This past winter I had a young man on my basketball team who played soccer during basketball season. Soccer is this kids’ favorite sport (his words) but does enjoy basketball and is good at it. There were about 3-4 instances (full tournaments and practices) during the season where he missed because of his traveling soccer schedule. As a team, we had policies in place for any unexcused absences. Him, myself, and my assistant coach had an open conversation about it before the season started. The player would serve the consequences for any misses outside of the allotted number- no further punishment would be made outside of the team policy. Further punishment would have potentially made this young kid have to decide whether he wanted to play basketball or choose soccer; we didn’t want him to have to make that decision.

However, was it fair to the other players who were at all practices that this kid missed practices for a sport that is technically considered “out of season”? A part of me questions who determines what is in-season. Just because the high school plays at a certain time of the year, does that automatically mean that’s the sport that’s in-season? Virtually every sport has become year-round in the activities that they offer.

Hypothetically speaking, if he would’ve gotten injured playing the other sport that would’ve had a very negative effect on our team seeing that he was one of our best players. As a basketball coach, should I have put my foot down and told him that basketball will always have to come first until the season is done? Should I have asked him to give up club soccer? The same situation has occurred multiple times in teams that I have coached in youth, high school, as well as club seasons. For me, I’d rather have the athlete playing my sport as a secondary sport than having them quit anything they enjoy- especially before high school. Some coaches, however, think it is a slap in the face to the other kids on the team and to them if a player participates in numerous other activities for another sport during “their season”. Can you blame those coaches? Shouldn’t you want full commitment from every team member- isn’t that something we always preach to our kids? If that’s the case, aren’t we putting that kid in a decision where they have to pick one sport over another?

A couple other scenarios to think about:

You’re a third stringer in one sport and a top player in another sport. You don’t feel valued in the sport you’re a third stringer in or you don’t enjoy the sport for whatever reason. On top of that, consider the fact that there were opportunities in the other sport that you were better at during the season where you were competing as a third stringer. Would you turn down other opportunities in the sport you were good at to play third string in another sport? Some might say, “Well they aren’t going pro anyway, they should embrace just being a good teammate.” On the flip side, what about the message we send to kids about “being a competitor”? Could that be considered settling? Again, I don’t know the right answer here, I just believe that there are a lot of mixed messages that we send to young people.
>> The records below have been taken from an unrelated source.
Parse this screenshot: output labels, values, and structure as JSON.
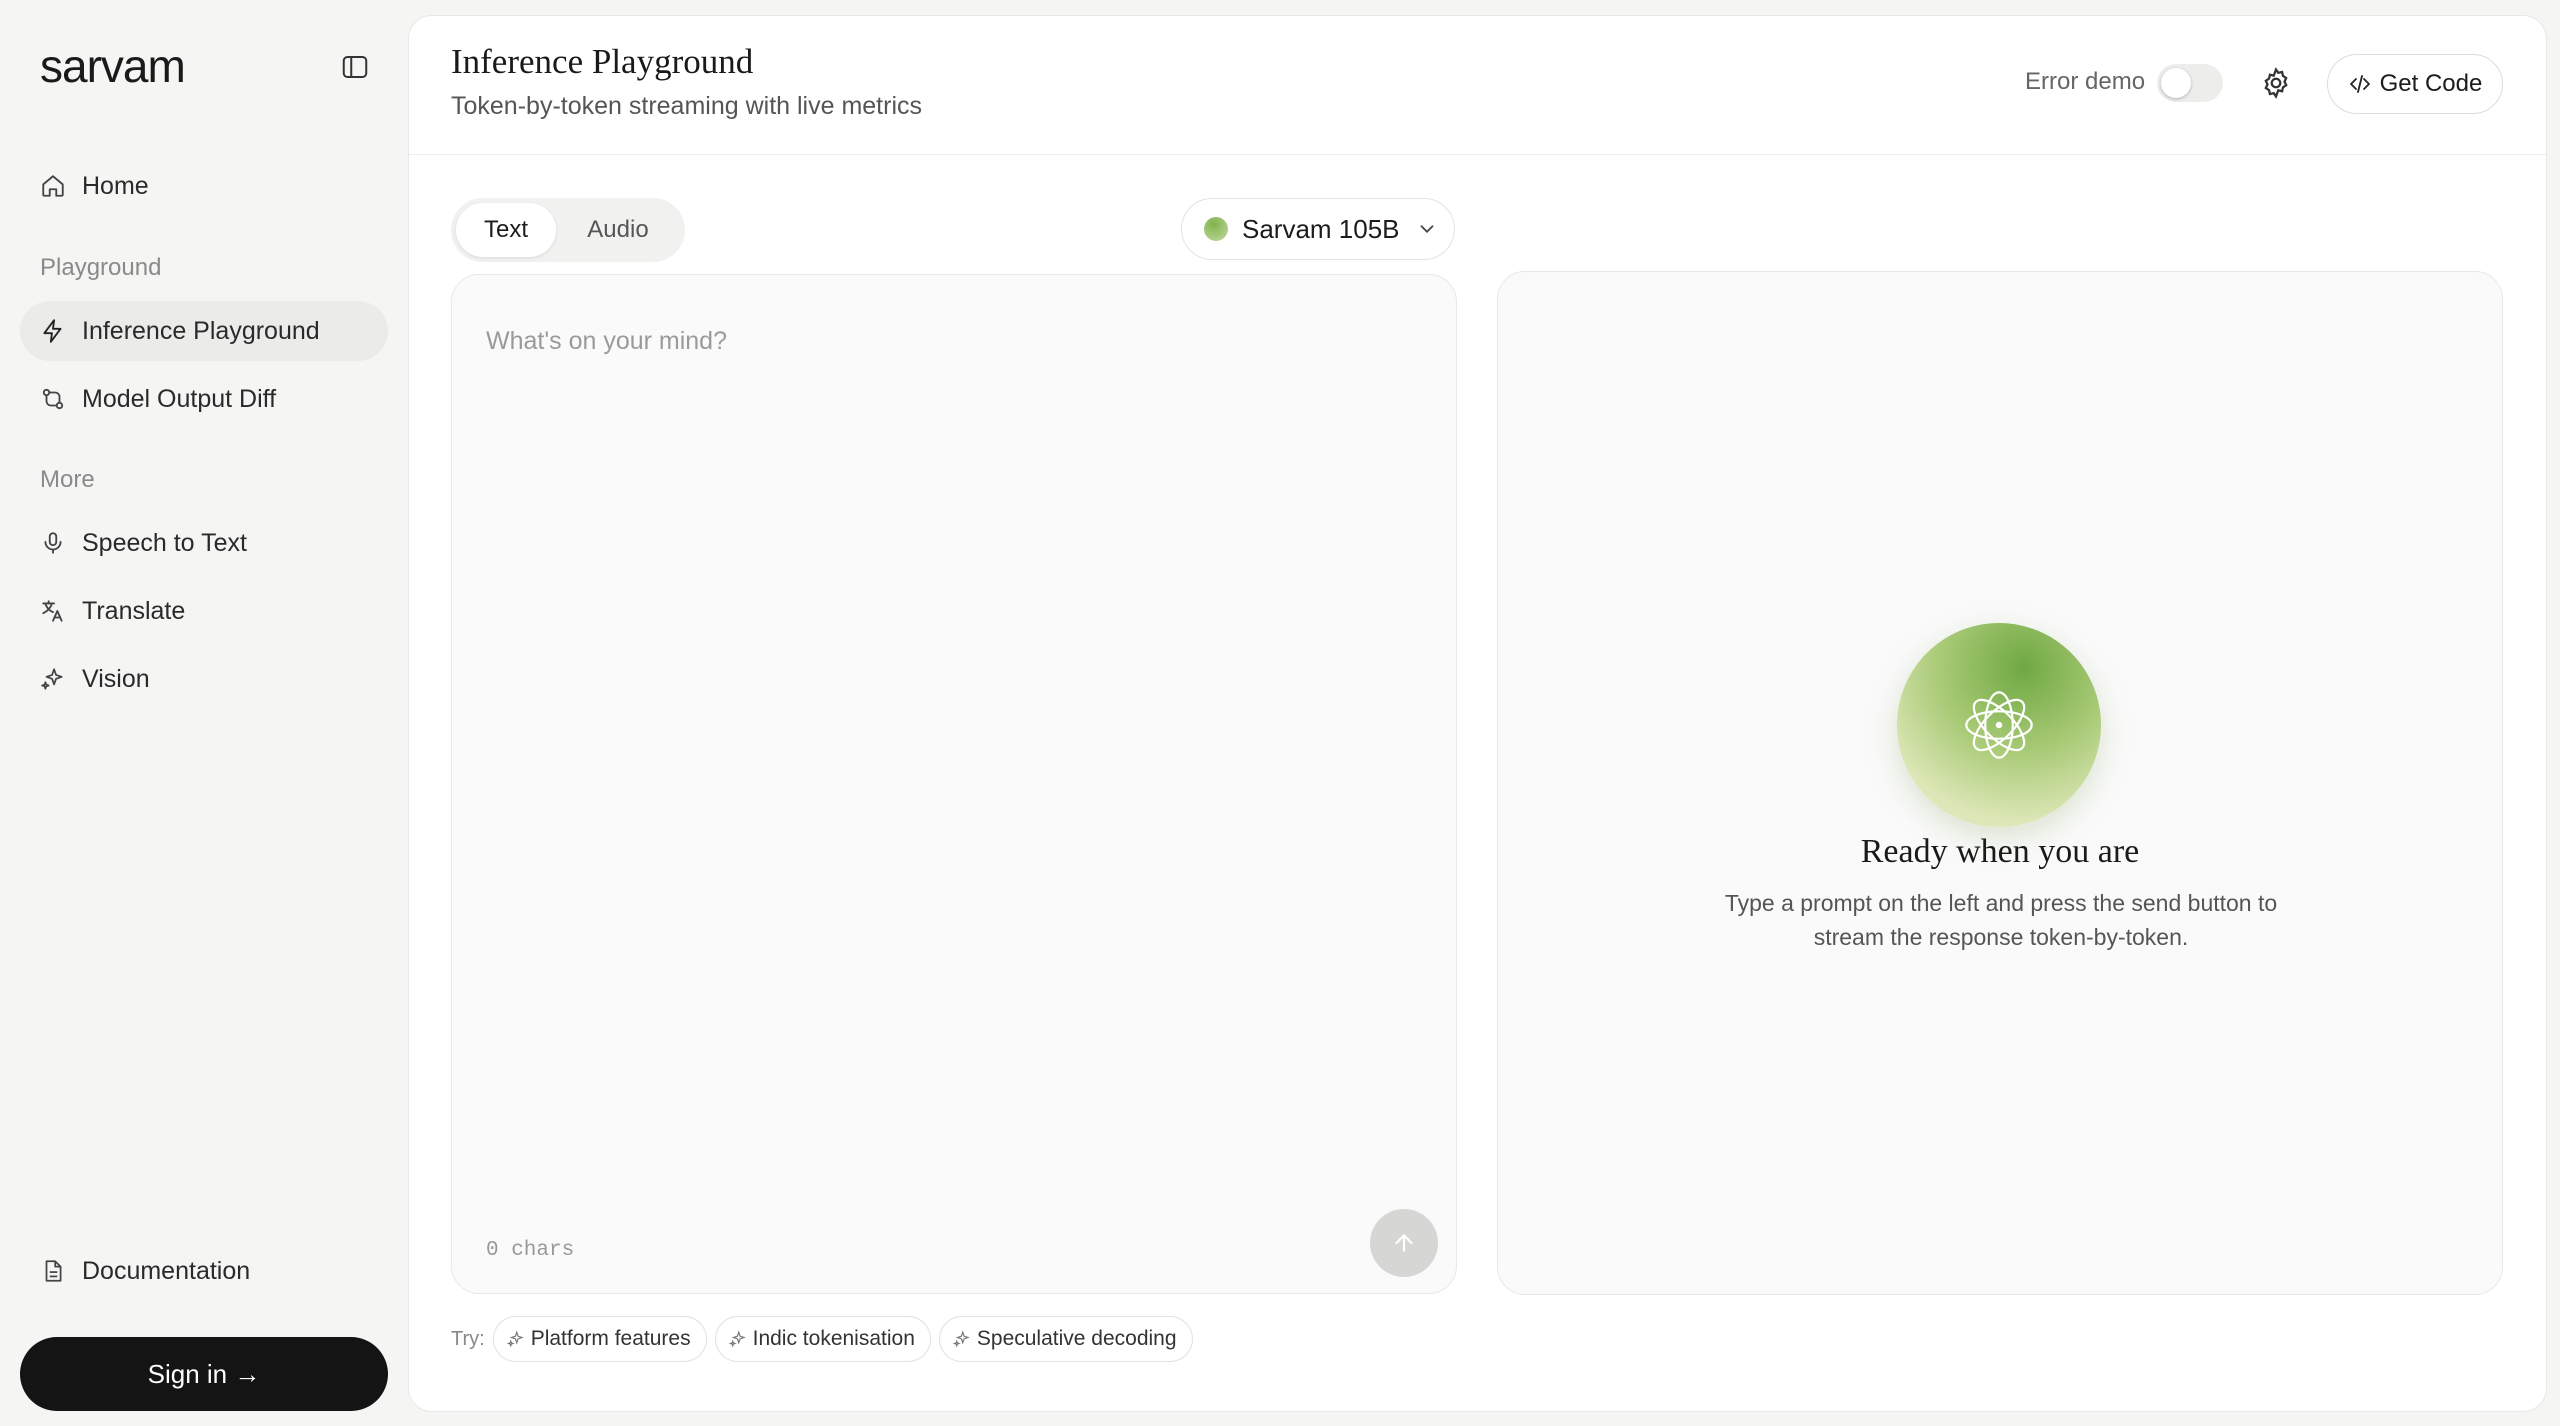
{
  "sidebar": {
    "logo": "sarvam",
    "home": "Home",
    "section_playground": "Playground",
    "inference_playground": "Inference Playground",
    "model_output_diff": "Model Output Diff",
    "section_more": "More",
    "speech_to_text": "Speech to Text",
    "translate": "Translate",
    "vision": "Vision",
    "documentation": "Documentation",
    "sign_in": "Sign in →"
  },
  "header": {
    "title": "Inference Playground",
    "subtitle": "Token-by-token streaming with live metrics",
    "error_demo_label": "Error demo",
    "error_demo_enabled": false,
    "get_code_label": "Get Code"
  },
  "tabs": [
    {
      "label": "Text",
      "active": true
    },
    {
      "label": "Audio",
      "active": false
    }
  ],
  "model": {
    "name": "Sarvam 105B"
  },
  "prompt": {
    "value": "",
    "placeholder": "What's on your mind?",
    "char_count": "0 chars"
  },
  "output": {
    "empty_title": "Ready when you are",
    "empty_description": "Type a prompt on the left and press the send button to stream the response token-by-token."
  },
  "suggestions": {
    "label": "Try:",
    "items": [
      "Platform features",
      "Indic tokenisation",
      "Speculative decoding"
    ]
  },
  "colors": {
    "accent_green": "#7fb24d",
    "signin_bg": "#141414"
  }
}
As I mentioned previously, among the benefits talked about frequently in playing multiple sports is a new role within a team and a different coach giving a young person a different message. Isn’t it possible that a kid can get this same benefit from playing the same sport within a different team? They could have a different coach with a different style, they could have a new role (either increased or decreased) as well.
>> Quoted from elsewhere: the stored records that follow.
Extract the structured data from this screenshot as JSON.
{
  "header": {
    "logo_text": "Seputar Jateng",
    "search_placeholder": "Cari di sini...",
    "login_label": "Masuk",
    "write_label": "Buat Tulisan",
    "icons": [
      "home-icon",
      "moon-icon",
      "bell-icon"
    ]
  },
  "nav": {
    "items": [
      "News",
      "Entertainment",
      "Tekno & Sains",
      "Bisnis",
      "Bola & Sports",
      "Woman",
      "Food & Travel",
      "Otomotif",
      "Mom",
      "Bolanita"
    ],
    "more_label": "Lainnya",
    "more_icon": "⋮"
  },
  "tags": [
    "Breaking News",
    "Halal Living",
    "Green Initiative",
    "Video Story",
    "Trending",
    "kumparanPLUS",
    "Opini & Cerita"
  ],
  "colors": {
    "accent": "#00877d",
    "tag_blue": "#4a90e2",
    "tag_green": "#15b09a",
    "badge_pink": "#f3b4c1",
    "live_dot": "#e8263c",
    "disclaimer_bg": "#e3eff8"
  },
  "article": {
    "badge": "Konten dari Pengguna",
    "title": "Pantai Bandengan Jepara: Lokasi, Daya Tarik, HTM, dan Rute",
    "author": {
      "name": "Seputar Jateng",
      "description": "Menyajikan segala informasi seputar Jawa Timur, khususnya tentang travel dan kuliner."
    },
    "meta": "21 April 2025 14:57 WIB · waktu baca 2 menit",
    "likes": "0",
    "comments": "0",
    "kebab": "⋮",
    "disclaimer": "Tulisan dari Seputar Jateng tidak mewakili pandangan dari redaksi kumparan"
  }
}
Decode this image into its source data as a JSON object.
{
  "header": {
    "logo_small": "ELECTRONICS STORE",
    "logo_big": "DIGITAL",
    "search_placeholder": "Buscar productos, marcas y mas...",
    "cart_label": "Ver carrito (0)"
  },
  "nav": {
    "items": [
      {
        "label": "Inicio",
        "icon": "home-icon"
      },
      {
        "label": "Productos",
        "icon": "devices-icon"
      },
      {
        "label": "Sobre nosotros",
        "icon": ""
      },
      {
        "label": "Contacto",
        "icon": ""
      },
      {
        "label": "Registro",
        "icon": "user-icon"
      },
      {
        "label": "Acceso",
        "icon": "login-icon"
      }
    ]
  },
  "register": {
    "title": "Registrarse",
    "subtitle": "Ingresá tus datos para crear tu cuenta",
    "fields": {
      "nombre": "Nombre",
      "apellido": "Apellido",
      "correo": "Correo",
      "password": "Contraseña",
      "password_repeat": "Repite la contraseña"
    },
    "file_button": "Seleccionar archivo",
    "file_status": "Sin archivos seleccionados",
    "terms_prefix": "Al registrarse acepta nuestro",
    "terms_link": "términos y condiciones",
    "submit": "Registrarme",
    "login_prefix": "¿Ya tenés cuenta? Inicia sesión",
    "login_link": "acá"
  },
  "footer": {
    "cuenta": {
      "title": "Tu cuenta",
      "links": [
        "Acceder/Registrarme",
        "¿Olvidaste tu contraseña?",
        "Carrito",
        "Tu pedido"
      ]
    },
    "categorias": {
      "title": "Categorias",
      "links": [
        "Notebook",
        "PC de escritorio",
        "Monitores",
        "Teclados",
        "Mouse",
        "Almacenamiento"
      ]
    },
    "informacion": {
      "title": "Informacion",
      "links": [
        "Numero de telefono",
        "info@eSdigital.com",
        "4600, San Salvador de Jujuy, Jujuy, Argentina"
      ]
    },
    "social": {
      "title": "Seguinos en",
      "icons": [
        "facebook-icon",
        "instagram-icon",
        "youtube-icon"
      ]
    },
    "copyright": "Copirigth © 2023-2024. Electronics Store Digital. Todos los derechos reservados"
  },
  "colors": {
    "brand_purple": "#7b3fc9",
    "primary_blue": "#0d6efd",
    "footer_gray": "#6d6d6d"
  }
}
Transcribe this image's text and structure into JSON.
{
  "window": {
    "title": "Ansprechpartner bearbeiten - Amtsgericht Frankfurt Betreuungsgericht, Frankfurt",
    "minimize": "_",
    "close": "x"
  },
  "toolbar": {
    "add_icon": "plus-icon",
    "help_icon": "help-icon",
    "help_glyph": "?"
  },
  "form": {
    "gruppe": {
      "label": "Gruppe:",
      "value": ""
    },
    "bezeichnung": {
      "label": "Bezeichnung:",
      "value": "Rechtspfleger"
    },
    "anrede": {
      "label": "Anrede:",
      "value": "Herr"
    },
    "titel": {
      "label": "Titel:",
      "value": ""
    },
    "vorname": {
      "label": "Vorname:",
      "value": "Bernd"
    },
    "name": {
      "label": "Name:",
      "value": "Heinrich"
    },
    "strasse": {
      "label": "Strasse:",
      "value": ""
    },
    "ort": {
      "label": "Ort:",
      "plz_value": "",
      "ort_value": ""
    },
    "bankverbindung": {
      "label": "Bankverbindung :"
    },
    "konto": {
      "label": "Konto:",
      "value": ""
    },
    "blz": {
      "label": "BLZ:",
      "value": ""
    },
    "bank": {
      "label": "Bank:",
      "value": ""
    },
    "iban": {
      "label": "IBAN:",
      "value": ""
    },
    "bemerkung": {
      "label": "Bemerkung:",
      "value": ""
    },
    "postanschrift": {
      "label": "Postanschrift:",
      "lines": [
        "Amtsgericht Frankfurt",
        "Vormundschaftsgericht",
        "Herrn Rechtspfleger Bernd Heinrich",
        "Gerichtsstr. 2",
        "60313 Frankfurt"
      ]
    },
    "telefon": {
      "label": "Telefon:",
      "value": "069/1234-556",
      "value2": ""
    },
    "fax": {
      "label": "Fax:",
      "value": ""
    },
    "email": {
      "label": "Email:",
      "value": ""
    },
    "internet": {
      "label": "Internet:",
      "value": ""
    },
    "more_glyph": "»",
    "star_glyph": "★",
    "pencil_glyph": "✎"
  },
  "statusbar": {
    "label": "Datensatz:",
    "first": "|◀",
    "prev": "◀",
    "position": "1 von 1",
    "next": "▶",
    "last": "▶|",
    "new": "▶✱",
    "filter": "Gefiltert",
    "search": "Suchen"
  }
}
Overall, the point I’m trying to make here is that there are many things to consider when it pertains to anything, which includes multiple sport athletes. I do believe there is benefit- especially before kids get to high school- they should be trying multiple things and figuring out what they enjoy. I think as time continues, however, there is room and reason for an expanded conversation on an individual’s situation. It’s not always cut and dry, and in many cases, we can always come back to “it depends”.